In your copy of the data, keep every word exact and include no pictures.

Material provided below:

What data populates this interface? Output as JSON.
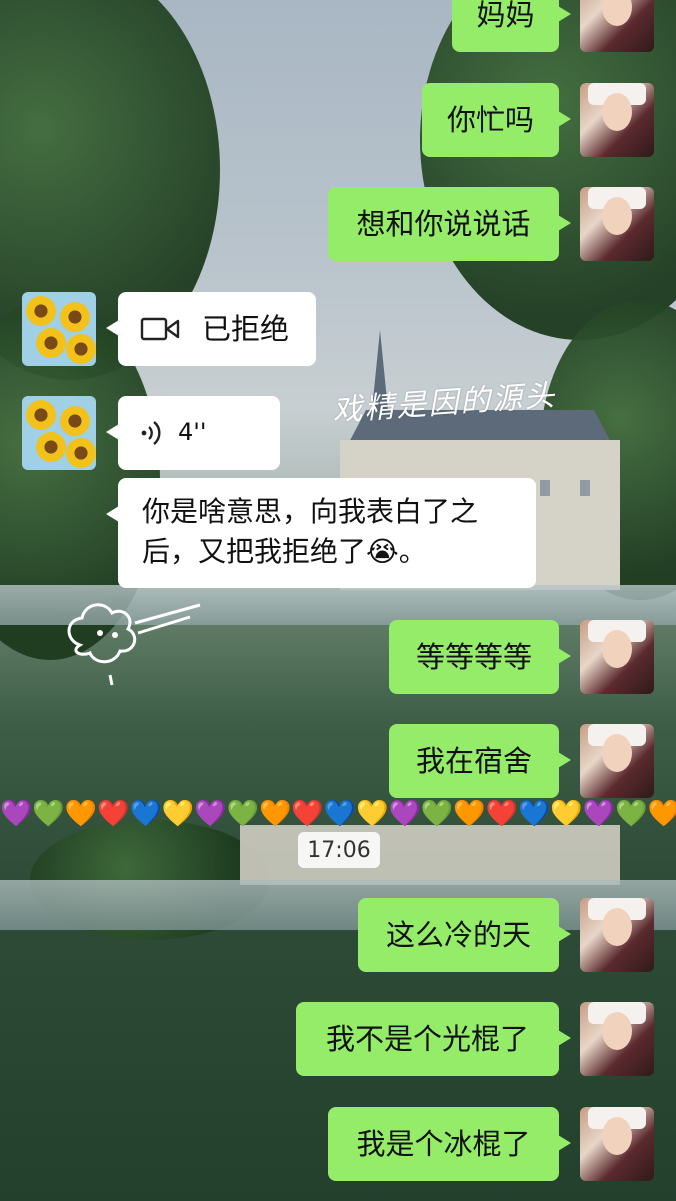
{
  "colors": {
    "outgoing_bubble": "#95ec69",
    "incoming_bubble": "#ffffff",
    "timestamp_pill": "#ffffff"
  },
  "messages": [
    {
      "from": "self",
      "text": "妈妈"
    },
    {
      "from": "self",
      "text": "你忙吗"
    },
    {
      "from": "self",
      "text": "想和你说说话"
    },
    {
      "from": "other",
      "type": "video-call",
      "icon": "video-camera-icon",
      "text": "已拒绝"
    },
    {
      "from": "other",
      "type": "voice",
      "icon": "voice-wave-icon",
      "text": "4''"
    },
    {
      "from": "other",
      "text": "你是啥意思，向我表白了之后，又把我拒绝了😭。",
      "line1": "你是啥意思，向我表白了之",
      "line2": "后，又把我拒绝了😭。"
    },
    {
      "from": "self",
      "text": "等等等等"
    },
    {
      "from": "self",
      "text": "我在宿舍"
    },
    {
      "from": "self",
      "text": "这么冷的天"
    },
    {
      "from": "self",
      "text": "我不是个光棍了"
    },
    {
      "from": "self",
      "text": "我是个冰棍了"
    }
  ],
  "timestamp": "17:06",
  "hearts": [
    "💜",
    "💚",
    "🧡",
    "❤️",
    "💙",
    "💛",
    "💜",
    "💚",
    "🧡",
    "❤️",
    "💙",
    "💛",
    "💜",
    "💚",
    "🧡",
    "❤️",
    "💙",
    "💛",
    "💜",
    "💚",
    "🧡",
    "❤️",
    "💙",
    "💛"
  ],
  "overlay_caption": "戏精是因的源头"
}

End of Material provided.

Solution to this problem
What data populates this interface? Output as JSON.
{
  "colors": {
    "outgoing_bubble": "#95ec69",
    "incoming_bubble": "#ffffff",
    "timestamp_pill": "#ffffff"
  },
  "messages": [
    {
      "from": "self",
      "text": "妈妈"
    },
    {
      "from": "self",
      "text": "你忙吗"
    },
    {
      "from": "self",
      "text": "想和你说说话"
    },
    {
      "from": "other",
      "type": "video-call",
      "icon": "video-camera-icon",
      "text": "已拒绝"
    },
    {
      "from": "other",
      "type": "voice",
      "icon": "voice-wave-icon",
      "text": "4''"
    },
    {
      "from": "other",
      "text": "你是啥意思，向我表白了之后，又把我拒绝了😭。",
      "line1": "你是啥意思，向我表白了之",
      "line2": "后，又把我拒绝了😭。"
    },
    {
      "from": "self",
      "text": "等等等等"
    },
    {
      "from": "self",
      "text": "我在宿舍"
    },
    {
      "from": "self",
      "text": "这么冷的天"
    },
    {
      "from": "self",
      "text": "我不是个光棍了"
    },
    {
      "from": "self",
      "text": "我是个冰棍了"
    }
  ],
  "timestamp": "17:06",
  "hearts": [
    "💜",
    "💚",
    "🧡",
    "❤️",
    "💙",
    "💛",
    "💜",
    "💚",
    "🧡",
    "❤️",
    "💙",
    "💛",
    "💜",
    "💚",
    "🧡",
    "❤️",
    "💙",
    "💛",
    "💜",
    "💚",
    "🧡",
    "❤️",
    "💙",
    "💛"
  ],
  "overlay_caption": "戏精是因的源头"
}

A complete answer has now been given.